Perfluoroalkyl and polyfluoroalkyl substances (PFASs), in particular perfluorooctanoate (PFOA) and perfluorooctane sulfonate (PFOS), have been widely studied due to their persistence, distribution, toxicity and bio-accumulation in humans and the environment. These compounds can enter the environment through landfills (products containing stain repellents, food packaging), wastewater treatment plants (industry waste) and from the use of firefighting foams (aqueous film-forming foams [AFFFs]). The heavy use of PFAS compounds has led to their widespread presence in the environment, including in water, sediment and biota. In 2000, companies began to phase out the use of the eight carbon-chain and higher carbon-chain PFAS's (PFOS-related compounds and PFOA) and replaced them with their shorter-chain homologues or other types of non-fluorinated chemicals. The production of PFOA, which is commonly used in the production of polytetrafluoroethylene and used in food pan coatings, lubricants, paints, paper products and floor finishes, was completely phased out by industry in 2015.

In a recent study by Susan Genualdi et al., (FOOD ADDITIVES & CONTAMINANTS: PART A, 2017 ), UCT’s QuEChERS kits (AOAC 2007.1, 6 g MgSO₄ with 1.5 g NaCl) and dispersive SPE (dSPE) sorbent (0.9 g MgSO₄, 0.3 g primary secondary amine [PSA], 0.15 g graphitized carbon black [GCB]) and were used for the extraction of PFAS in cranberries.  In the extraction, a homogenate of 20 grams of cranberries was combined with LCMS grade water.  The sample was ground for 1 minute at 5000 rpm.
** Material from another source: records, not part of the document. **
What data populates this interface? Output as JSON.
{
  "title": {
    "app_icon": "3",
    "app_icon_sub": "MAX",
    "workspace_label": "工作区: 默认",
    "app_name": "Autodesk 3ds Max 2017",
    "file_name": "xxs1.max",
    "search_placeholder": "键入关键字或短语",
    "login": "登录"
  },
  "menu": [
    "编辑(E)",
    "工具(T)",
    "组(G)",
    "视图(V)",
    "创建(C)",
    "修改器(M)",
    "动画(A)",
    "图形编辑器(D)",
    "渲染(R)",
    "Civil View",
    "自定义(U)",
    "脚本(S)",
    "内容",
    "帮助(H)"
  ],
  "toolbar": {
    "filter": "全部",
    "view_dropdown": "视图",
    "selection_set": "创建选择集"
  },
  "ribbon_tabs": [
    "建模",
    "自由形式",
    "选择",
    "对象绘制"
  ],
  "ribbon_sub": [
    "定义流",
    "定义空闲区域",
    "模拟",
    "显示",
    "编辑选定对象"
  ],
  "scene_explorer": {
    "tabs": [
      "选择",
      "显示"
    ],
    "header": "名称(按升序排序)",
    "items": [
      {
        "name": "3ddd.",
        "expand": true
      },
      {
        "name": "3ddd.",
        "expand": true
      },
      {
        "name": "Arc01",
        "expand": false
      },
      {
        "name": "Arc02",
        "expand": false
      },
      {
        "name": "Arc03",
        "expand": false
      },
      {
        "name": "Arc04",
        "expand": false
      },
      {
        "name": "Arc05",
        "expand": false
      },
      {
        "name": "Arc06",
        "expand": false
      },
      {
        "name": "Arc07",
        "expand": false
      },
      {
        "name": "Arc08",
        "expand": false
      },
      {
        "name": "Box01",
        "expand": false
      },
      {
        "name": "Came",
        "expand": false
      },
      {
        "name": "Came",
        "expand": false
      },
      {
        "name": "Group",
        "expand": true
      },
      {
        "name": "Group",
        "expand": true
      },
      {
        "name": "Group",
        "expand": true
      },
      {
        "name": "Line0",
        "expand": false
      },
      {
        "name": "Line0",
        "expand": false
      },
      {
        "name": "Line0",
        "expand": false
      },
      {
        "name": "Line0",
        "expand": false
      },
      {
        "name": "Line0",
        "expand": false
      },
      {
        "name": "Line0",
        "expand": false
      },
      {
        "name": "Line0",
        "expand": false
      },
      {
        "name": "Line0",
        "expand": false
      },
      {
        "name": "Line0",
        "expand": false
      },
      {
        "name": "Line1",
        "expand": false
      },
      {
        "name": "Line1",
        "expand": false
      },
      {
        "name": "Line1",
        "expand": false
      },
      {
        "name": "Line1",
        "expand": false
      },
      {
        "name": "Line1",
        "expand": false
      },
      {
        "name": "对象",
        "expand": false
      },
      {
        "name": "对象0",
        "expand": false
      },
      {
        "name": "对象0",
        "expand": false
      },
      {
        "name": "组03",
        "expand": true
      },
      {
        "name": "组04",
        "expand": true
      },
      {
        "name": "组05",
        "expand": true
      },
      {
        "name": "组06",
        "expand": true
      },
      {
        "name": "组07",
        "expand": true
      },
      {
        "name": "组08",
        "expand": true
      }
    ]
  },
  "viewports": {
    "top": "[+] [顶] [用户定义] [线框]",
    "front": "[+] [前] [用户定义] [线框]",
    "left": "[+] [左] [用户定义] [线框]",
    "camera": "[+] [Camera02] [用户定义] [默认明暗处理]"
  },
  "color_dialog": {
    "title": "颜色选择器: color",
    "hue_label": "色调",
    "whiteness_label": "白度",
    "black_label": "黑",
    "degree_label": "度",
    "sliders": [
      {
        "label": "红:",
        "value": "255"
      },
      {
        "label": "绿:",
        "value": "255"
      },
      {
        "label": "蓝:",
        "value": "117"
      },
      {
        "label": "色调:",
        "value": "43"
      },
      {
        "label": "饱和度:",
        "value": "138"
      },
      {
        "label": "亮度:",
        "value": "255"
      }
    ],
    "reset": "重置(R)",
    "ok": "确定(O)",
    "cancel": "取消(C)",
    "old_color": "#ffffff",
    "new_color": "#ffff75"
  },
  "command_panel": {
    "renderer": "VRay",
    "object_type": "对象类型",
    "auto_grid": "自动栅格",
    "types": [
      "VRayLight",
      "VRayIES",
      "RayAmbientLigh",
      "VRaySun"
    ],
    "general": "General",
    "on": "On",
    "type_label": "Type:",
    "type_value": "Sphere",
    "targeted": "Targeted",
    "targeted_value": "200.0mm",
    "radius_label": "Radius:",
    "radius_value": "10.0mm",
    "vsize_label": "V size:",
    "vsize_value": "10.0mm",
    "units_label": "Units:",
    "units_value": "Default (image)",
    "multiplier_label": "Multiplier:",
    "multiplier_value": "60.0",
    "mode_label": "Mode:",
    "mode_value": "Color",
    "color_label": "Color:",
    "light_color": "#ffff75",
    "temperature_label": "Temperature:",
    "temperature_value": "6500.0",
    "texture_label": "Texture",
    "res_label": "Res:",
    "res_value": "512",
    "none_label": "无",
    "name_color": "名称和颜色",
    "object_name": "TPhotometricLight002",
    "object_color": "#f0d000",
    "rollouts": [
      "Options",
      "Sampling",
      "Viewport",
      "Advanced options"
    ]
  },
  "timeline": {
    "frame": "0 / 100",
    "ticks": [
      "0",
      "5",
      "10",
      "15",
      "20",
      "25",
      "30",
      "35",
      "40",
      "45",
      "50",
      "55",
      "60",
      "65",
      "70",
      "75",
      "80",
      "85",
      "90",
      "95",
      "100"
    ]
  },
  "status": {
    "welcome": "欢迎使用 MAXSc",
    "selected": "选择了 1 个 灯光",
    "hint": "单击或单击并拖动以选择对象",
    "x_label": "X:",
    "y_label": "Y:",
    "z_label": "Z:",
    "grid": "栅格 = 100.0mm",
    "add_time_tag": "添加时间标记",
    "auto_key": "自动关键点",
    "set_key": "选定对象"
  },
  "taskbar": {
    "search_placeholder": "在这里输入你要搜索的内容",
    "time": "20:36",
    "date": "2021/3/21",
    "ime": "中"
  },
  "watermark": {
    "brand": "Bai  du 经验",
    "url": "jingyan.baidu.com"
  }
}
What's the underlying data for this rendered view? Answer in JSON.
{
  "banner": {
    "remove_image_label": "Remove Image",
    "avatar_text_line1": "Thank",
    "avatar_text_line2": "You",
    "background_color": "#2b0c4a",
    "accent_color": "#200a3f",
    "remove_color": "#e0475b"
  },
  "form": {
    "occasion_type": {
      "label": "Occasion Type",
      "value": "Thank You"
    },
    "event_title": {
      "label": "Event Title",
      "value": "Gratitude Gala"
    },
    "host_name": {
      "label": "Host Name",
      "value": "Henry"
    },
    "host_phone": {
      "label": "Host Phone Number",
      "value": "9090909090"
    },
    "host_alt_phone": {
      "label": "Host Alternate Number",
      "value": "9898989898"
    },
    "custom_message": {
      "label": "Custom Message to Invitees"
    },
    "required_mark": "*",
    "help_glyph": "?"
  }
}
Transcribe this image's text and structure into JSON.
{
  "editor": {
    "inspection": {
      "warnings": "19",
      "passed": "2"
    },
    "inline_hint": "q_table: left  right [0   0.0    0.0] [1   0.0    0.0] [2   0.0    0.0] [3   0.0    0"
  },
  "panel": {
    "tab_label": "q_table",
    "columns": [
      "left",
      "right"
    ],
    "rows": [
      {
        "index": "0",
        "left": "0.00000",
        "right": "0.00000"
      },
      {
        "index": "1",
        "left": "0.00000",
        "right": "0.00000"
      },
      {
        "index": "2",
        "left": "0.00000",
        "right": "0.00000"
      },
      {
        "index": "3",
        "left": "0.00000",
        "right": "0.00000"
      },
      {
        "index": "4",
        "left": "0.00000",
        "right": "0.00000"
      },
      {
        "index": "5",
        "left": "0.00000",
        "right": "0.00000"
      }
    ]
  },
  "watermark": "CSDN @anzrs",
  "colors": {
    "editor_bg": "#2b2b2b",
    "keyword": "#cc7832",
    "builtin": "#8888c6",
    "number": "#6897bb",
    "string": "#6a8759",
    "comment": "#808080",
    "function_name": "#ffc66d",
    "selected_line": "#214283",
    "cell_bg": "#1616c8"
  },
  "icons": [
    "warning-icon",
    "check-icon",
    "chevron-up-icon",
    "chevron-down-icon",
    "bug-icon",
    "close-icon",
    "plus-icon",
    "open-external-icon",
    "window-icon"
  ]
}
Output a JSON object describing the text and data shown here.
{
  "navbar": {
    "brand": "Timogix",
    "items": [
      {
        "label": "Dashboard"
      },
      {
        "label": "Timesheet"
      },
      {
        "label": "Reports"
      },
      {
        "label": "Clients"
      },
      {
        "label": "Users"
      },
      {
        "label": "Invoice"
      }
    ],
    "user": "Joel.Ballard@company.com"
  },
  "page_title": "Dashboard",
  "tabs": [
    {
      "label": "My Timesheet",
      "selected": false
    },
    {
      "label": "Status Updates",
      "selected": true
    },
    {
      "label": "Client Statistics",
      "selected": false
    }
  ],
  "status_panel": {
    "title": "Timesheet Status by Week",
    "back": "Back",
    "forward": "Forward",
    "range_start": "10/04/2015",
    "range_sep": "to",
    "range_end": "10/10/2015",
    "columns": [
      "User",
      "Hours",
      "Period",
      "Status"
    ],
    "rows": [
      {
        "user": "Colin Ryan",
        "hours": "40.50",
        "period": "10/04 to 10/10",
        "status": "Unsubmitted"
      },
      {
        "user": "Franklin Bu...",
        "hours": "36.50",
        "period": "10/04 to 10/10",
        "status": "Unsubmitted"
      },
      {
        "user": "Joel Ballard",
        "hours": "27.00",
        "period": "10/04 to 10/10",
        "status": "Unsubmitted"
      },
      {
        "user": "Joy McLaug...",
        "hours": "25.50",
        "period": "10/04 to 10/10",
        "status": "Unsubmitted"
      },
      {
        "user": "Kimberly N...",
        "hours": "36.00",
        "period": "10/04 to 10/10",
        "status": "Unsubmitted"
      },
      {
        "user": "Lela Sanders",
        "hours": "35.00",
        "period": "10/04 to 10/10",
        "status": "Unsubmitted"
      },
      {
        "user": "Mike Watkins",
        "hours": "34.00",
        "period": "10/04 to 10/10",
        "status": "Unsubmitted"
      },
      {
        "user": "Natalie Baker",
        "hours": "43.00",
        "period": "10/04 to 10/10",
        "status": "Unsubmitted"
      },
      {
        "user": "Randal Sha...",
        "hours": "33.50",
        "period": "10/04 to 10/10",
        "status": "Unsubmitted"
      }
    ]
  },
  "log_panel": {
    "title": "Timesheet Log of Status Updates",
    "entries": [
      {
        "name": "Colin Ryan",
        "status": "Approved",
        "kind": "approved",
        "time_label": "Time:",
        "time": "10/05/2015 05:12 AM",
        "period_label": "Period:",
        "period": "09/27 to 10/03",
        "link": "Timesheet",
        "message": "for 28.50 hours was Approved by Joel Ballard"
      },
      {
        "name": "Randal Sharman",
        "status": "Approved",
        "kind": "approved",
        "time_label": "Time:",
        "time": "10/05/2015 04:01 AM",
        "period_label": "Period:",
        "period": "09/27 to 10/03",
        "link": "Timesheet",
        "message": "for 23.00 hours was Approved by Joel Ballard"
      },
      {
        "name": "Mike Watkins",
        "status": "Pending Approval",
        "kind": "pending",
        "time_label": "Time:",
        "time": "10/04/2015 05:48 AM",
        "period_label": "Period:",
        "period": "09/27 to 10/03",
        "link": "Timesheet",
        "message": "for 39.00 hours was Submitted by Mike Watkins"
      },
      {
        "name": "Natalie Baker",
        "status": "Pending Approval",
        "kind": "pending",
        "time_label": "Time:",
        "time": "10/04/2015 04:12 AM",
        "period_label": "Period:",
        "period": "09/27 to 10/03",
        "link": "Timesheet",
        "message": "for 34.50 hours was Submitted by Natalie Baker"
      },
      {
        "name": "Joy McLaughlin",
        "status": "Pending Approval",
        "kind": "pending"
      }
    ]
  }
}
A 10 g portion of the homogenate (equivalent to 5 g cranberries) was placed in a 50 mL polypropylene (PP) conical centrifuge tube, spiked with 13C8 PFOA and 13C8 PFOS surrogate standards.  10 mL of dichloromethane and 150 µL of formic acid were added to the sample and the mixture was vortexed/shaken for 2 minutes. A salt pouch (6 g MgSO₄ and 1.5 g NaCl) was added, and the tube was shaken/vortexed for 2 minutes and centrifuged for 5 minutes at 10,000 rcf.  6 mL of the supernatant was transferred into a 15 mL PP conical centrifuge tube containing dSPE sorbent (0.9 g MgSO₄, 0.3 g PSA, 0.15 g GCB). The tube was shaken/vortexed vigorously for 2 minutes and centrifuged for 5 minutes at 10,000 rcf. 1 mL of the supernatant was transferred into a 15 mL PP conical centrifuge tube and internal standard was added prior to analysis by liquid chromatography-tandem mass spectrometry.  To test the methodology, cranberry samples were spiked with PFOA and PFOS at 10, 20 and 40 ng per gm for method validation. All method recoveries fell within the required range of 60% to 115%. This study shows the efficiency and productivity that can be achieved by scientists using UCT’s famous QuEChERS Kits in the area of public food safety analysis. For more information regarding UCT’s QuEChERS Kits, methods and applications please visit